New Delhi: The geospatial industry must come forward to understand the needs of government departments and agencies before offering any solution, said Dr. J R Sharma, Chief General Manager, Regional Centres, National Remote Sensing Centre (NRSC). Dr. Sharma was addressing industry experts and government officials at the joint strategy workshop organised by the Association of Geospatial Industries (AGI) and the Department of Land Resources (DoLR) under the Ministry of Rural Development (MoRD) in New Delhi on Tuesday.
Dr. Sharma said it is essential to understand the exact nature of challenges of the Indian business environment. An immensely effective solution in some other parts of the world may not work at all in Indian conditions. He said that we (the government agencies and the industry) need to simplify the technology so that it is understood and implemented by all concerned. If required, experts from the industry should not even mention “GIS” to people who do not understand the term and the technology, added Dr. Sharma. He gave a brief presentation on Space-based Information Support for Decentralised Planing (SIS-DP).
Dr. Sandeep Dave, Joint Secretary of DoLR emphasised on the importance of keeping technology simple. He said that industry players should avoid the use of jargons. Dr. Dave said geospatial technology will help break silos in watershed management programmes. It will make the entire process transparent. We want to institutionalise technology usage but we need cost-effective solutions, and we need to do it in several phases, he added.
The workshop also provided an opportunity for AGI member companies to talk about how GIS solutions could help MoRD’s flagship project “Integrated Watershed Management Programme” (IWMP). The session started with Shankar Narayana from DigitalGlobe talking about how accurate satellite imagery could help the end-users access sub-pixel data for watershed management. He also mentioned how DigitalGlobe’s satellite image inventory could help in understanding water bodies across India. Nikhil Kumar from Trimble said that geospatial technology could have a very positive impact on business behavior throughout the project. It could start from data collection and proceed through data processing and field mobility to the desired output, he added. Kumar said geospatial technology could provide mapping solutions to understand inventory of natural resources (water bodies). Aerial survey system could help know more about terrain height and thus provide a better understanding of the exact situation around water bodies. Advanced GIS software and applications could process the data according to the defined requirements, opined Kumar.
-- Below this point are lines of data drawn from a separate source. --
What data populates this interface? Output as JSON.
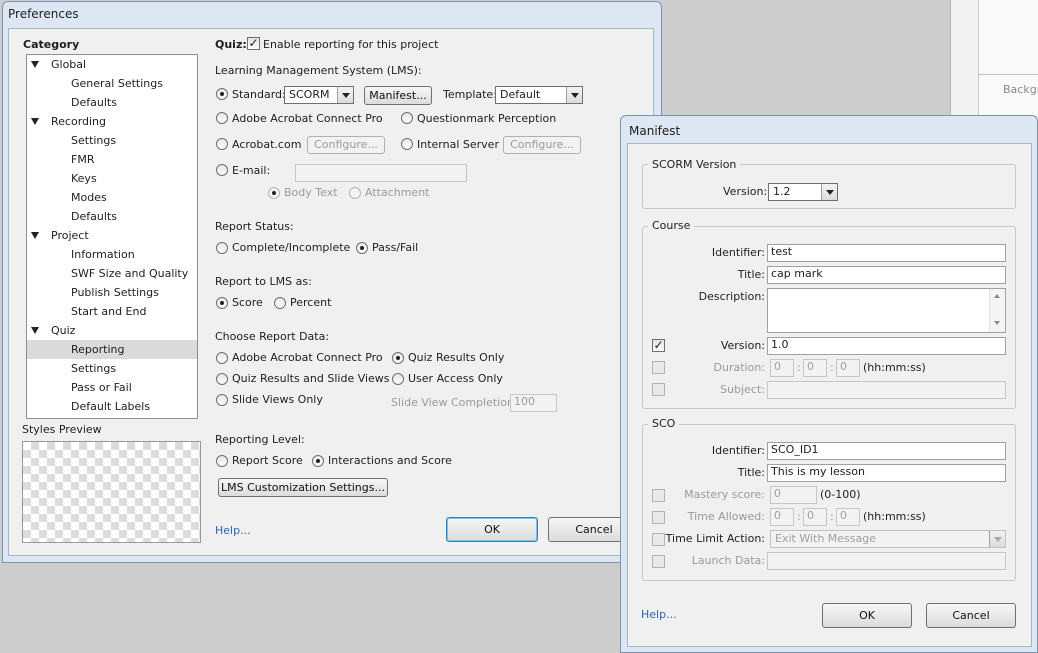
{
  "preferences": {
    "title": "Preferences",
    "category_label": "Category",
    "tree": [
      {
        "label": "Global",
        "level": 0
      },
      {
        "label": "General Settings",
        "level": 1
      },
      {
        "label": "Defaults",
        "level": 1
      },
      {
        "label": "Recording",
        "level": 0
      },
      {
        "label": "Settings",
        "level": 1
      },
      {
        "label": "FMR",
        "level": 1
      },
      {
        "label": "Keys",
        "level": 1
      },
      {
        "label": "Modes",
        "level": 1
      },
      {
        "label": "Defaults",
        "level": 1
      },
      {
        "label": "Project",
        "level": 0
      },
      {
        "label": "Information",
        "level": 1
      },
      {
        "label": "SWF Size and Quality",
        "level": 1
      },
      {
        "label": "Publish Settings",
        "level": 1
      },
      {
        "label": "Start and End",
        "level": 1
      },
      {
        "label": "Quiz",
        "level": 0
      },
      {
        "label": "Reporting",
        "level": 1,
        "selected": true
      },
      {
        "label": "Settings",
        "level": 1
      },
      {
        "label": "Pass or Fail",
        "level": 1
      },
      {
        "label": "Default Labels",
        "level": 1
      }
    ],
    "styles_preview_label": "Styles Preview",
    "quiz_label": "Quiz:",
    "enable_reporting": {
      "label": "Enable reporting for this project",
      "checked": true
    },
    "lms_label": "Learning Management System (LMS):",
    "standard": {
      "label": "Standard:",
      "selected": true,
      "value": "SCORM"
    },
    "manifest_button": "Manifest...",
    "template": {
      "label": "Template:",
      "value": "Default"
    },
    "acrobat_connect_pro": "Adobe Acrobat Connect Pro",
    "questionmark_perception": "Questionmark Perception",
    "acrobat_com": "Acrobat.com",
    "configure_label": "Configure...",
    "internal_server": "Internal Server",
    "email": {
      "label": "E-mail:",
      "value": ""
    },
    "body_text": "Body Text",
    "attachment": "Attachment",
    "report_status_label": "Report Status:",
    "complete_incomplete": "Complete/Incomplete",
    "pass_fail": "Pass/Fail",
    "report_to_lms_label": "Report to LMS as:",
    "score": "Score",
    "percent": "Percent",
    "choose_report_data_label": "Choose Report Data:",
    "report_data_acrobat": "Adobe Acrobat Connect Pro",
    "quiz_results_only": "Quiz Results Only",
    "quiz_results_slide_views": "Quiz Results and Slide Views",
    "user_access_only": "User Access Only",
    "slide_views_only": "Slide Views Only",
    "slide_view_completion": {
      "label": "Slide View Completion",
      "value": "100"
    },
    "reporting_level_label": "Reporting Level:",
    "report_score": "Report Score",
    "interactions_and_score": "Interactions and Score",
    "lms_customization_button": "LMS Customization Settings...",
    "help_link": "Help...",
    "ok_button": "OK",
    "cancel_button": "Cancel"
  },
  "manifest": {
    "title": "Manifest",
    "scorm_version_group": "SCORM Version",
    "version_label": "Version:",
    "version_value": "1.2",
    "course_group": "Course",
    "identifier_label": "Identifier:",
    "identifier_value": "test",
    "title_label": "Title:",
    "title_value": "cap mark",
    "description_label": "Description:",
    "description_value": "",
    "course_version_label": "Version:",
    "course_version_value": "1.0",
    "duration_label": "Duration:",
    "duration_h": "0",
    "duration_m": "0",
    "duration_s": "0",
    "time_format": "(hh:mm:ss)",
    "colon": ":",
    "subject_label": "Subject:",
    "sco_group": "SCO",
    "sco_identifier_label": "Identifier:",
    "sco_identifier_value": "SCO_ID1",
    "sco_title_label": "Title:",
    "sco_title_value": "This is my lesson",
    "mastery_label": "Mastery score:",
    "mastery_value": "0",
    "mastery_range": "(0-100)",
    "time_allowed_label": "Time Allowed:",
    "ta_h": "0",
    "ta_m": "0",
    "ta_s": "0",
    "time_limit_label": "Time Limit Action:",
    "time_limit_value": "Exit With Message",
    "launch_data_label": "Launch Data:",
    "help_link": "Help...",
    "ok_button": "OK",
    "cancel_button": "Cancel"
  },
  "background_app": {
    "panel_text": "Backgr"
  },
  "icons": [
    "checkmark-icon",
    "dropdown-arrow-icon",
    "tree-expand-icon",
    "scroll-up-icon",
    "scroll-down-icon"
  ]
}
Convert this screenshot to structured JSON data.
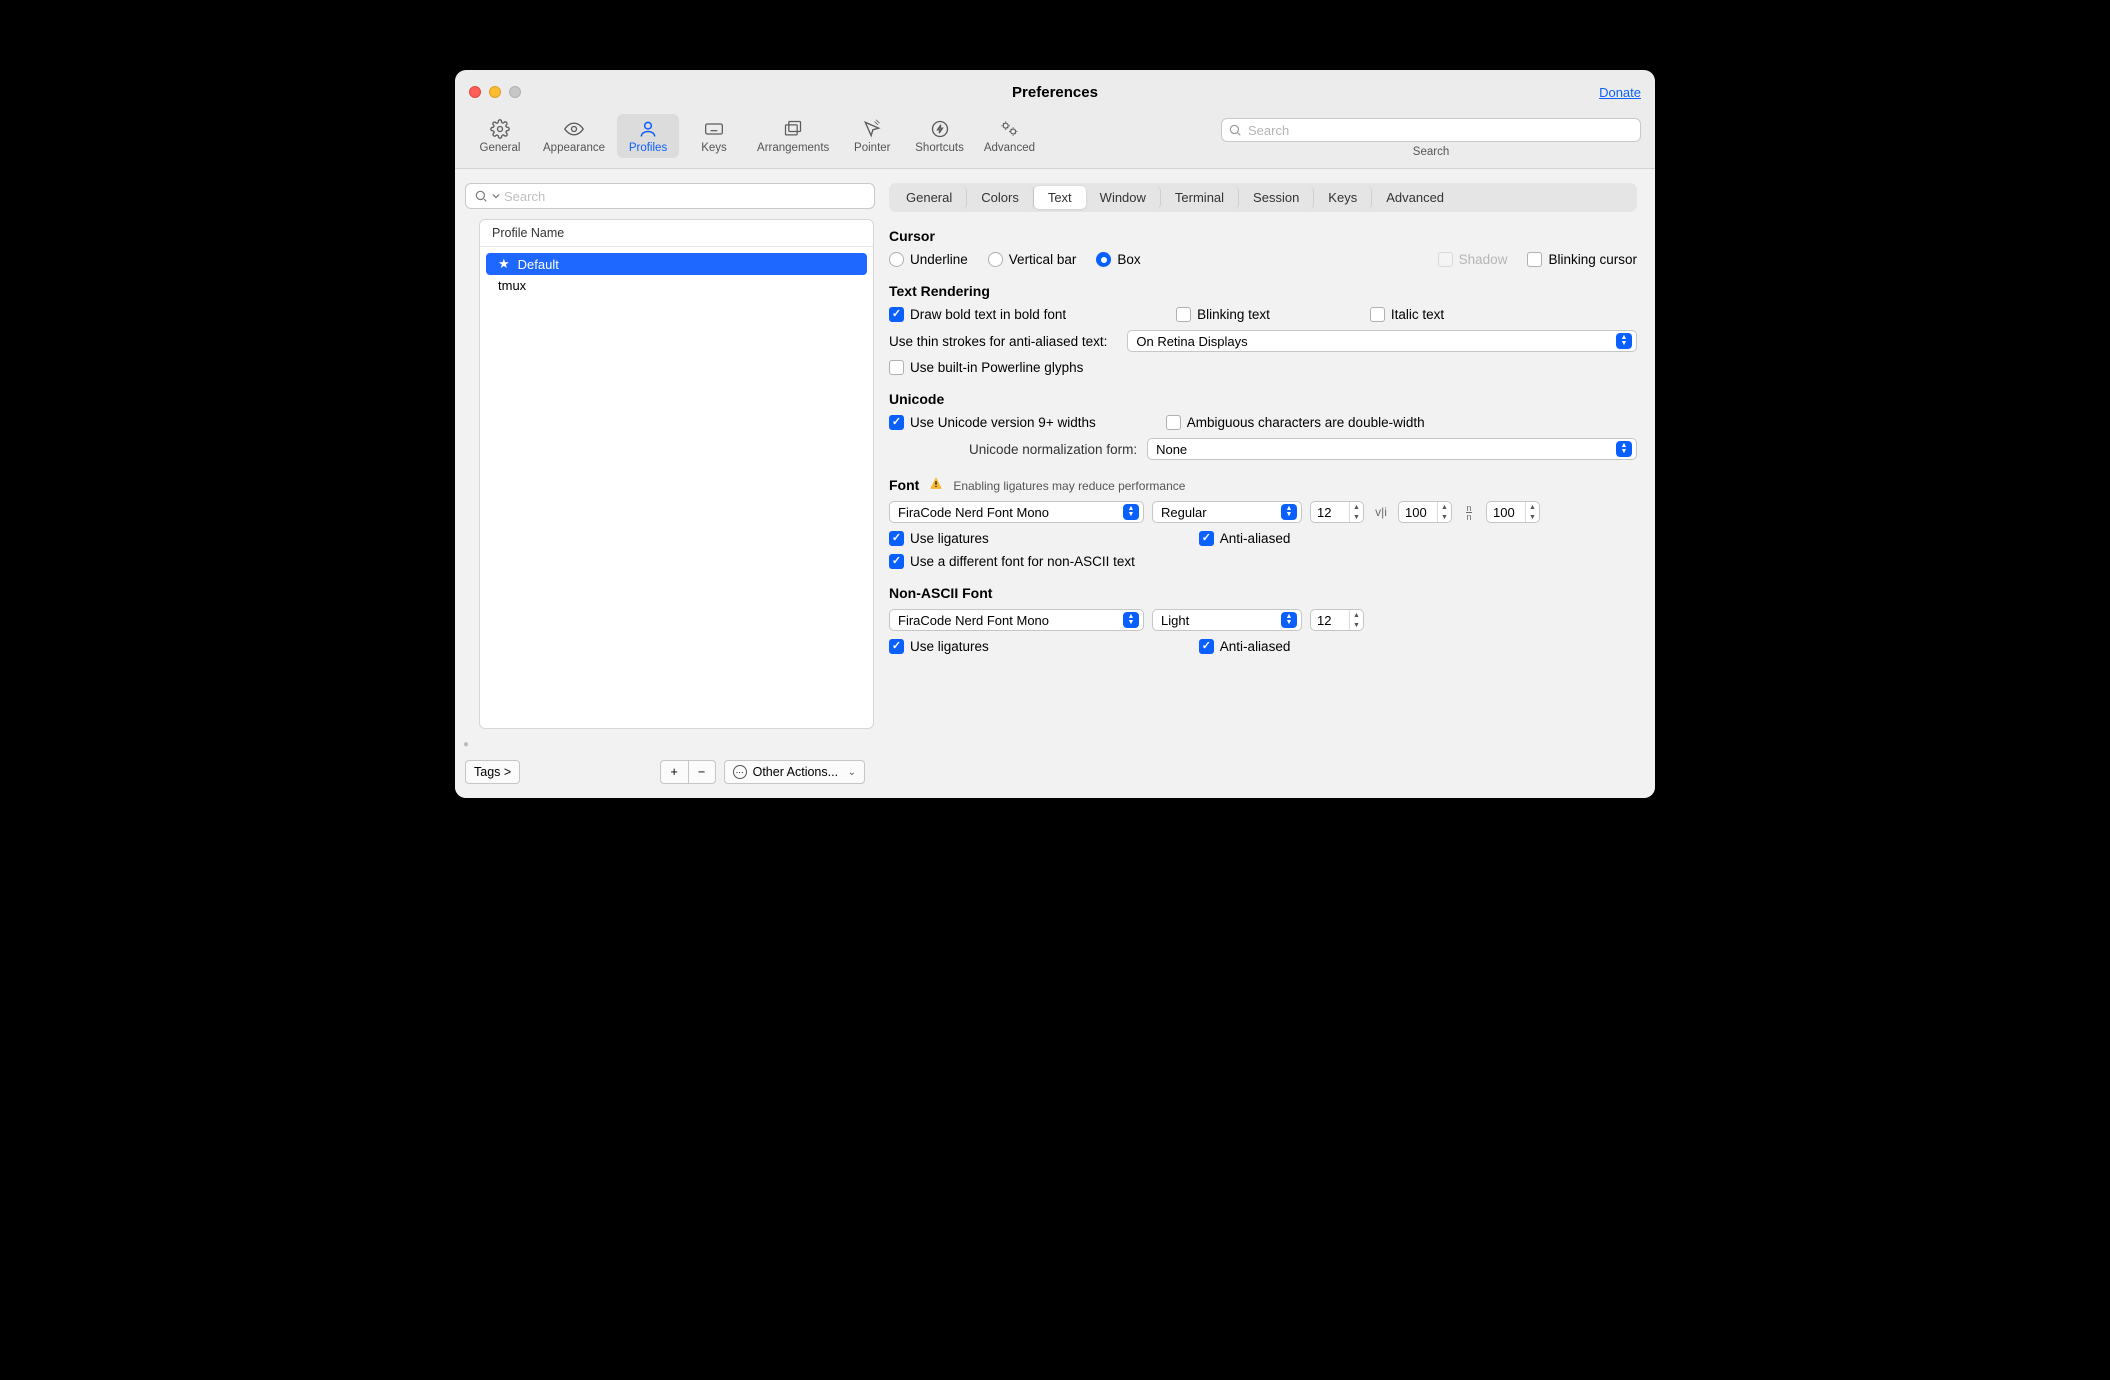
{
  "window": {
    "title": "Preferences",
    "donate": "Donate"
  },
  "toolbar": {
    "items": [
      {
        "label": "General"
      },
      {
        "label": "Appearance"
      },
      {
        "label": "Profiles"
      },
      {
        "label": "Keys"
      },
      {
        "label": "Arrangements"
      },
      {
        "label": "Pointer"
      },
      {
        "label": "Shortcuts"
      },
      {
        "label": "Advanced"
      }
    ],
    "search_placeholder": "Search",
    "search_caption": "Search"
  },
  "sidebar": {
    "search_placeholder": "Search",
    "header": "Profile Name",
    "profiles": [
      {
        "name": "Default",
        "star": true,
        "selected": true
      },
      {
        "name": "tmux",
        "star": false,
        "selected": false
      }
    ],
    "tags_label": "Tags >",
    "other_actions": "Other Actions..."
  },
  "subtabs": [
    "General",
    "Colors",
    "Text",
    "Window",
    "Terminal",
    "Session",
    "Keys",
    "Advanced"
  ],
  "active_subtab": "Text",
  "cursor": {
    "heading": "Cursor",
    "underline": "Underline",
    "vertical_bar": "Vertical bar",
    "box": "Box",
    "shadow": "Shadow",
    "blinking": "Blinking cursor",
    "selected": "box"
  },
  "text_rendering": {
    "heading": "Text Rendering",
    "bold": "Draw bold text in bold font",
    "blinking_text": "Blinking text",
    "italic_text": "Italic text",
    "thin_strokes_label": "Use thin strokes for anti-aliased text:",
    "thin_strokes_value": "On Retina Displays",
    "powerline": "Use built-in Powerline glyphs",
    "bold_checked": true,
    "blinking_checked": false,
    "italic_checked": false,
    "powerline_checked": false
  },
  "unicode": {
    "heading": "Unicode",
    "v9widths": "Use Unicode version 9+ widths",
    "ambiguous": "Ambiguous characters are double-width",
    "norm_label": "Unicode normalization form:",
    "norm_value": "None",
    "v9_checked": true,
    "ambiguous_checked": false
  },
  "font": {
    "heading": "Font",
    "warning": "Enabling ligatures may reduce performance",
    "family": "FiraCode Nerd Font Mono",
    "style": "Regular",
    "size": "12",
    "hspacing": "100",
    "vspacing": "100",
    "ligatures": "Use ligatures",
    "antialiased": "Anti-aliased",
    "non_ascii": "Use a different font for non-ASCII text",
    "ligatures_checked": true,
    "antialiased_checked": true,
    "non_ascii_checked": true
  },
  "non_ascii_font": {
    "heading": "Non-ASCII Font",
    "family": "FiraCode Nerd Font Mono",
    "style": "Light",
    "size": "12",
    "ligatures": "Use ligatures",
    "antialiased": "Anti-aliased",
    "ligatures_checked": true,
    "antialiased_checked": true
  }
}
Girish Jain from Leica Geosystems said geospatial technology could provide a point cloud for all the water bodies in a predefined area. The point cloud could be analysed through GIS software to achieve desired results. Applications of geospatial technologies could range from surveying and mapping of water bodies to boundary management. It could also include digital terrain modeling to help study the water flow of a particular water body. Geospatial technology could couple with non-spatial technologies to provide quick and effective solutions for issues such as silt deposit in water bodies, he added.
Pritish Bisoyi from Intergraph said geospatial technology could be very effective in IWMP as it could help prevent soil run-off and could play a vital role in rainwater harvesting. The technology could suggest the most suitable places to build water reservoirs. Rectification of satellite and/or aerial images, time series analysis of images, and generating land cover maps could be done using geospatial technology. It could also integrate data from other sources and make all the desired output available through the Web.
Sripad Kale from Rolta India Limited emphasised on Rolta’s pan-India presence. He also mentioned some government-driven programmes and schemes such as Jal Samvardhane Yojana (Karnataka) and an aquifer mapping project (Rajasthan) where Rolta has been partnering with state governments. Seema Joshi from Esri India talked about how solutions such as terrain modeling, time-series analysis, delineation, studying water flow could help IWMP. She also mentioned how Esri India has collaborated with Indian Space Research Organisation (ISRO) on generation of database and implementation of Web Enabled Water Resources Information System in the Country short named as India-WRIS.
In the end, Bharti Sinha, Executive Director of AGI, thanked the government officials and industry representatives for their participation. AGI plans to further explore how the geospatial industry could help massive projects such as IWMP, she said. The event was graced by government officials from 8 Indian states.
Source: Our Correspondent